At the start of the year, we were surprised when SocGen's Albert "Ice Age" Edwards, the biggest perma-deflationist on Wall Street, flipped his outlook on the US economy, and said he now expected a fast spike in inflation driven by wage growth. We did not see it, and said so, pointing out that the bulk of US job growth continued to be among industries that have little to no wage power. More than half a year later, and several months after a puzzled Edwards asked "Where Is The Wage Inflation?", the SocGen strategist has finally thrown in the towel, and in a note released this morning, admits he was wrong, or as he puts it "I was too optimistic", to wit:
And while there has been a modest improvement in average hourly earnings according to the BLS, if not according to the BEA's wage data, which according to the just released Personal Income data showed another drop in both private and government worker wages...At this point in the US economic cycle a tight labour market would normally be producing a notable upturn in wage and CPI inflation. This would usually prompt the Fed into a tightening cycle that would typically end in a surprise recession. This is exactly what I expected to occur at the start of this year and I thought it would be that recession that would tip the US into outright deflation ? but I was wrong. I was too optimistic!

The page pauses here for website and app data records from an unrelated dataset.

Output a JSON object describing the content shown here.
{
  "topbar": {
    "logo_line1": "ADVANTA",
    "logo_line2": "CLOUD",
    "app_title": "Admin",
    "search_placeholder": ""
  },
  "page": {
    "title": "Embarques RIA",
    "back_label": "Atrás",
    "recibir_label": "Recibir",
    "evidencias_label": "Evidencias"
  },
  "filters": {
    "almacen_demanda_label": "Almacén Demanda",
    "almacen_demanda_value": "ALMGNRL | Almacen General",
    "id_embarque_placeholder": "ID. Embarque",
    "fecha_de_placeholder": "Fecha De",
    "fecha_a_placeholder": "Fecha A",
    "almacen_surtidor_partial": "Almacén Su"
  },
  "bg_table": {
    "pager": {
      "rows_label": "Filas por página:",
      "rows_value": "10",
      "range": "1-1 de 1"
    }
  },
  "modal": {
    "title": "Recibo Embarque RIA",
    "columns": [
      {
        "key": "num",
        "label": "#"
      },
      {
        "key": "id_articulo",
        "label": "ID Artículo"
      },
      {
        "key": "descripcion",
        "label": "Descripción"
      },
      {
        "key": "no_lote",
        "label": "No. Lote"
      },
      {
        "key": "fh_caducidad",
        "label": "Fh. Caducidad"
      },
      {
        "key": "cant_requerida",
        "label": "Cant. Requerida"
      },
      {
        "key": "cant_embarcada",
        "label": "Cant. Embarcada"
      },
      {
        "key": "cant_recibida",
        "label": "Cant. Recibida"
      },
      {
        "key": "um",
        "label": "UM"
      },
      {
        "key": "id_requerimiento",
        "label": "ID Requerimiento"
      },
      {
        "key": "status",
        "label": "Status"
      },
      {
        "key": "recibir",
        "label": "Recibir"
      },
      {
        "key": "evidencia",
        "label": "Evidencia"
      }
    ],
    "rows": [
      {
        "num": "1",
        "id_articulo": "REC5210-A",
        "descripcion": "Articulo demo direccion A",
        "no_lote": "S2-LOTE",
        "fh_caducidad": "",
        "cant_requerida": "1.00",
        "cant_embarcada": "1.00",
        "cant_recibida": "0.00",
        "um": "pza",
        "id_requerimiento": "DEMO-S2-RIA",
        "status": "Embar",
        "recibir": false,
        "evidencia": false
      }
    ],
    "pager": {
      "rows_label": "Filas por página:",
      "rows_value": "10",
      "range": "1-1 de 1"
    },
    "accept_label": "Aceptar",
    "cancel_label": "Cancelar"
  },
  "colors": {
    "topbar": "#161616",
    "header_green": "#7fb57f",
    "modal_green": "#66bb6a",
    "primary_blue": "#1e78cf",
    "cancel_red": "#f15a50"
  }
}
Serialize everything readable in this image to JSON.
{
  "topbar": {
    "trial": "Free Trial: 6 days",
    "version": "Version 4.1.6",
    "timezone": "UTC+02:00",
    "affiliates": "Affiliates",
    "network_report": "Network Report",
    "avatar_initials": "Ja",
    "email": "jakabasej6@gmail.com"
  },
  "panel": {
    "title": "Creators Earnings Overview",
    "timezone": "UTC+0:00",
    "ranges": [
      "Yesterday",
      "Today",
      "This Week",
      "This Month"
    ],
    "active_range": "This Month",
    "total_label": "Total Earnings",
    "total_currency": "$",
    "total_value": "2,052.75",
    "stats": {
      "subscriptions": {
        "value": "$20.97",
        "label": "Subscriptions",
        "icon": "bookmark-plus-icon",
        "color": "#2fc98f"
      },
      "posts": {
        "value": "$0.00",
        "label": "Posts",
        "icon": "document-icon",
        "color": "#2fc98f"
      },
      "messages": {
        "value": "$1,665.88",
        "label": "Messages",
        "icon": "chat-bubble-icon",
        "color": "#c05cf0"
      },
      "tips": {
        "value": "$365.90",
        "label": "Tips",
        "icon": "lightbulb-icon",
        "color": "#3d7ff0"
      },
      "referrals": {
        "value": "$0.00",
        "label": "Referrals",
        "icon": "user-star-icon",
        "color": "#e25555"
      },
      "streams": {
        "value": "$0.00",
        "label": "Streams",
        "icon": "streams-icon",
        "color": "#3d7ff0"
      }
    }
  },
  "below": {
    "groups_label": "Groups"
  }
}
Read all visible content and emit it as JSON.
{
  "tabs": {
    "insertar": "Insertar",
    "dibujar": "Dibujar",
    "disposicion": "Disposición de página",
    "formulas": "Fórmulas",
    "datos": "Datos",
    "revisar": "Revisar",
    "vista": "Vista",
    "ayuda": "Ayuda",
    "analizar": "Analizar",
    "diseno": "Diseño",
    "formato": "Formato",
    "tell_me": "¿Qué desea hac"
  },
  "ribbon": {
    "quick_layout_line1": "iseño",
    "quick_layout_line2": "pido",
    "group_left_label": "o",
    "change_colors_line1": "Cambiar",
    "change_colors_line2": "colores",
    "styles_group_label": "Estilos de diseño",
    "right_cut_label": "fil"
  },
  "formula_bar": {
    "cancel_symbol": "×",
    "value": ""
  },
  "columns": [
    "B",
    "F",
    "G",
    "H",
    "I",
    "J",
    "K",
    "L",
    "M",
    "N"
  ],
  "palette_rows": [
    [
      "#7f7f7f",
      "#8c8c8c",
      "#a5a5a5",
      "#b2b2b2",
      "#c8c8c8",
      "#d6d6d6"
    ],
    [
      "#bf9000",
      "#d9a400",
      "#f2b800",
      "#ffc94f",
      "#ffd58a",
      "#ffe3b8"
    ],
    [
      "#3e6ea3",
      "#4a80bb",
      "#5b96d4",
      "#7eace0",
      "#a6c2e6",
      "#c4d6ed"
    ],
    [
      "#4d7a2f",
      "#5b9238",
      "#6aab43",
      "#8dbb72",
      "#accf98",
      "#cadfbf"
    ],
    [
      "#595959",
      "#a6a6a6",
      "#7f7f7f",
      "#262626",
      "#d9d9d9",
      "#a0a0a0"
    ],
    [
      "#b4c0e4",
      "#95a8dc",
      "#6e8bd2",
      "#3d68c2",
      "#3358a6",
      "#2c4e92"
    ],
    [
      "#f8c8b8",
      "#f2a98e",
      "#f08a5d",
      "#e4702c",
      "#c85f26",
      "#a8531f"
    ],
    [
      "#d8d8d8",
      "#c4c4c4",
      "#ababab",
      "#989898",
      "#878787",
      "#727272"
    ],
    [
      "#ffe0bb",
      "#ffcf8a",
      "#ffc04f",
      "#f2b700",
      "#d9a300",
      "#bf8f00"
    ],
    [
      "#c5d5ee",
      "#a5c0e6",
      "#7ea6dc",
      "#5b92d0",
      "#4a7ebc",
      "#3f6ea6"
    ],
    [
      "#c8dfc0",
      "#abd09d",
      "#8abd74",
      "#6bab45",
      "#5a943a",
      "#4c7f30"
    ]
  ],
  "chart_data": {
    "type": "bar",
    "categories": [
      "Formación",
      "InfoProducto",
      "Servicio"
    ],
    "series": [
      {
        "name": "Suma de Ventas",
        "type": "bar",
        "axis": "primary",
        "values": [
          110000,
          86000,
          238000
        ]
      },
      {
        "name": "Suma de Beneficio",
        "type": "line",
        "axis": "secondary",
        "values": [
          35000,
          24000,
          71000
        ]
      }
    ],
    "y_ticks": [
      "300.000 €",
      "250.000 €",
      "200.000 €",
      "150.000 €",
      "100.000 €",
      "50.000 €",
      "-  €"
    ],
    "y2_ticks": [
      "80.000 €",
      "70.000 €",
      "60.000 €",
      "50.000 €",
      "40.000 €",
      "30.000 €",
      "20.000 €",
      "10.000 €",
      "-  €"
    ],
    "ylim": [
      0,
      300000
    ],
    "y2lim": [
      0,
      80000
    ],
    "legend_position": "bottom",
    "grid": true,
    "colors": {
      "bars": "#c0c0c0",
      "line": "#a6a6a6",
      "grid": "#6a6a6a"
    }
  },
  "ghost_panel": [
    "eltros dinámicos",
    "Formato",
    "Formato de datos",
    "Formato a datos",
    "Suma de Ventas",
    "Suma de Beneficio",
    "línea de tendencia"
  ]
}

.. broader inflation trends continue to disappoint.
Furthermore, when digging through the recent CPI data, Edwards noticed something unexpected: as he writes, although wages have accelerated due to the tight labor market, the last six months has seen consistent downside surprises. And then this: "this has come hand-in-hand with an unprecedented slump in underlying US CPI inflation into outright deflation - in stark contrast to the eurozone where core CPI inflation has decisively risen."
Putting the finding in context, the "wrong, too optimistic" Edwards writes that never since the mid-1960s, when records began, has core CPI (less food, energy and shelter) declined over a six-month period, as demonstrated by the red line in the chart below.